Element data from apps and pages:
>>>>

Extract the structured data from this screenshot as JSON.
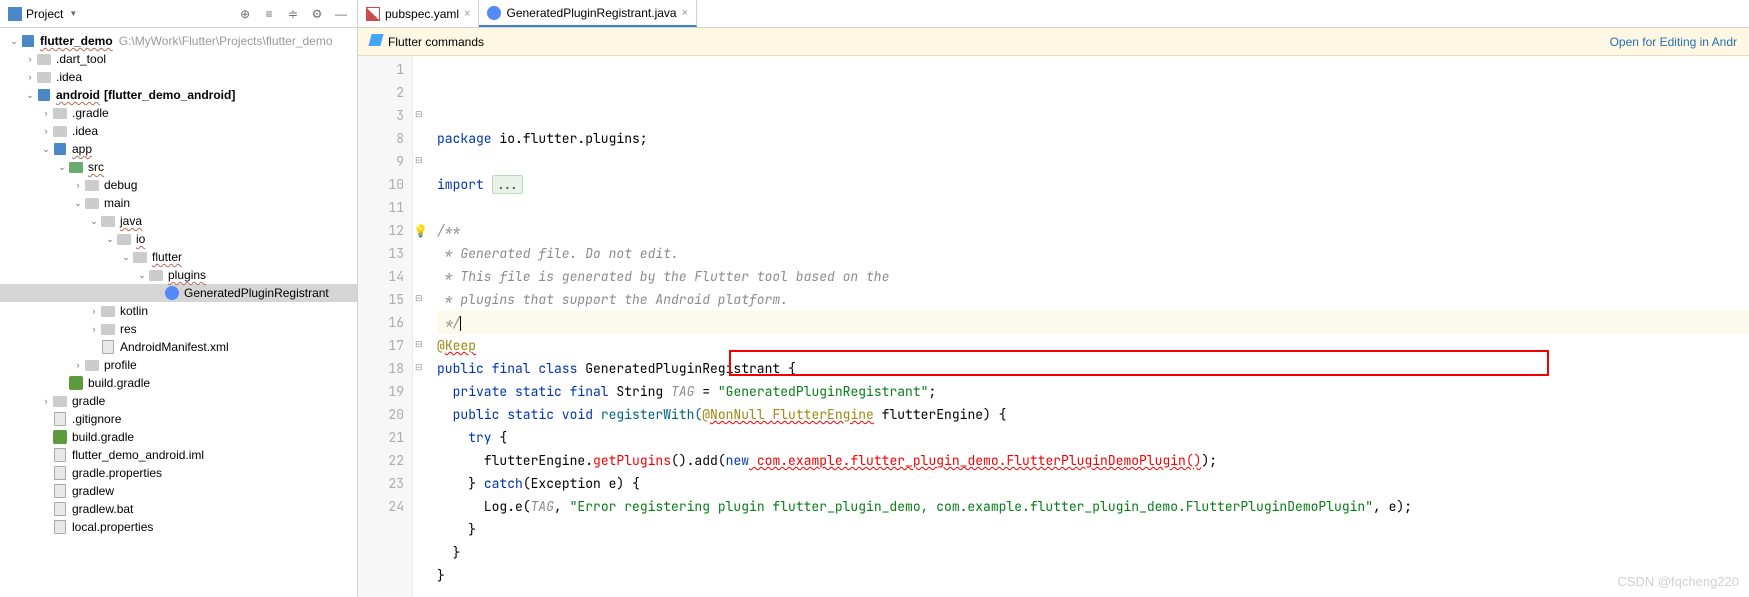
{
  "sidebar": {
    "title": "Project",
    "tools": [
      "locate-icon",
      "collapse-icon",
      "gear-icon",
      "hide-icon"
    ],
    "root_name": "flutter_demo",
    "root_path": "G:\\MyWork\\Flutter\\Projects\\flutter_demo",
    "tree": [
      {
        "depth": 0,
        "arrow": "down",
        "icon": "module",
        "label": "flutter_demo",
        "bold": true,
        "path": "G:\\MyWork\\Flutter\\Projects\\flutter_demo",
        "squiggly": true
      },
      {
        "depth": 1,
        "arrow": "right",
        "icon": "folder",
        "label": ".dart_tool"
      },
      {
        "depth": 1,
        "arrow": "right",
        "icon": "folder",
        "label": ".idea"
      },
      {
        "depth": 1,
        "arrow": "down",
        "icon": "module",
        "label": "android",
        "bold": true,
        "suffix": "[flutter_demo_android]",
        "squiggly": true
      },
      {
        "depth": 2,
        "arrow": "right",
        "icon": "folder",
        "label": ".gradle"
      },
      {
        "depth": 2,
        "arrow": "right",
        "icon": "folder",
        "label": ".idea"
      },
      {
        "depth": 2,
        "arrow": "down",
        "icon": "module",
        "label": "app",
        "squiggly": true
      },
      {
        "depth": 3,
        "arrow": "down",
        "icon": "folder-src",
        "label": "src",
        "squiggly": true
      },
      {
        "depth": 4,
        "arrow": "right",
        "icon": "folder",
        "label": "debug"
      },
      {
        "depth": 4,
        "arrow": "down",
        "icon": "folder",
        "label": "main"
      },
      {
        "depth": 5,
        "arrow": "down",
        "icon": "folder",
        "label": "java",
        "squiggly": true
      },
      {
        "depth": 6,
        "arrow": "down",
        "icon": "folder-pkg",
        "label": "io",
        "squiggly": true
      },
      {
        "depth": 7,
        "arrow": "down",
        "icon": "folder-pkg",
        "label": "flutter",
        "squiggly": true
      },
      {
        "depth": 8,
        "arrow": "down",
        "icon": "folder-pkg",
        "label": "plugins",
        "squiggly": true
      },
      {
        "depth": 9,
        "arrow": "",
        "icon": "class",
        "label": "GeneratedPluginRegistrant",
        "selected": true
      },
      {
        "depth": 5,
        "arrow": "right",
        "icon": "folder",
        "label": "kotlin"
      },
      {
        "depth": 5,
        "arrow": "right",
        "icon": "folder",
        "label": "res"
      },
      {
        "depth": 5,
        "arrow": "",
        "icon": "file",
        "label": "AndroidManifest.xml"
      },
      {
        "depth": 4,
        "arrow": "right",
        "icon": "folder",
        "label": "profile"
      },
      {
        "depth": 3,
        "arrow": "",
        "icon": "gradle",
        "label": "build.gradle"
      },
      {
        "depth": 2,
        "arrow": "right",
        "icon": "folder",
        "label": "gradle"
      },
      {
        "depth": 2,
        "arrow": "",
        "icon": "file",
        "label": ".gitignore"
      },
      {
        "depth": 2,
        "arrow": "",
        "icon": "gradle",
        "label": "build.gradle"
      },
      {
        "depth": 2,
        "arrow": "",
        "icon": "file",
        "label": "flutter_demo_android.iml"
      },
      {
        "depth": 2,
        "arrow": "",
        "icon": "file",
        "label": "gradle.properties"
      },
      {
        "depth": 2,
        "arrow": "",
        "icon": "file",
        "label": "gradlew"
      },
      {
        "depth": 2,
        "arrow": "",
        "icon": "file",
        "label": "gradlew.bat"
      },
      {
        "depth": 2,
        "arrow": "",
        "icon": "file",
        "label": "local.properties"
      }
    ]
  },
  "tabs": [
    {
      "icon": "yml",
      "label": "pubspec.yaml",
      "active": false
    },
    {
      "icon": "class",
      "label": "GeneratedPluginRegistrant.java",
      "active": true
    }
  ],
  "banner": {
    "text": "Flutter commands",
    "link": "Open for Editing in Andr"
  },
  "gutter_lines": [
    "1",
    "2",
    "3",
    "8",
    "9",
    "10",
    "11",
    "12",
    "13",
    "14",
    "15",
    "16",
    "17",
    "18",
    "19",
    "20",
    "21",
    "22",
    "23",
    "24"
  ],
  "gutter_marks": {
    "line3": "fold",
    "line9": "fold",
    "line12": "bulb",
    "line13": "caret",
    "line15": "fold",
    "line17": "fold",
    "line18": "fold"
  },
  "code": {
    "l1_kw": "package",
    "l1_rest": " io.flutter.plugins;",
    "l3_kw": "import",
    "l3_fold": "...",
    "l9": "/**",
    "l10": " * Generated file. Do not edit.",
    "l11": " * This file is generated by the Flutter tool based on the",
    "l12": " * plugins that support the Android platform.",
    "l13": " */",
    "l14_at": "@",
    "l14_ann": "Keep",
    "l15_kw": "public final class",
    "l15_name": " GeneratedPluginRegistrant {",
    "l16_kw": "private static final",
    "l16_type": " String ",
    "l16_var": "TAG",
    "l16_eq": " = ",
    "l16_str": "\"GeneratedPluginRegistrant\"",
    "l16_end": ";",
    "l17_kw": "public static void",
    "l17_m": " registerWith(",
    "l17_at": "@",
    "l17_ann": "NonNull ",
    "l17_ann2": "FlutterEngine",
    "l17_p": " flutterEngine) {",
    "l18_kw": "try",
    "l18_b": " {",
    "l19_a": "      flutterEngine.",
    "l19_g": "getPlugins",
    "l19_b": "().add(",
    "l19_kw": "new",
    "l19_err": " com.example.flutter_plugin_demo.FlutterPluginDemoPlugin()",
    "l19_c": ");",
    "l20_a": "    } ",
    "l20_kw": "catch",
    "l20_b": "(Exception e) {",
    "l21_a": "      Log.e(",
    "l21_tag": "TAG",
    "l21_c": ", ",
    "l21_str": "\"Error registering plugin flutter_plugin_demo, com.example.flutter_plugin_demo.FlutterPluginDemoPlugin\"",
    "l21_e": ", e);",
    "l22": "    }",
    "l23": "  }",
    "l24": "}"
  },
  "watermark": "CSDN @fqcheng220"
}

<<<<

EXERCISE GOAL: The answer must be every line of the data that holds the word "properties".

OUTPUT:
        "label": "gradle.properties"
        "label": "local.properties"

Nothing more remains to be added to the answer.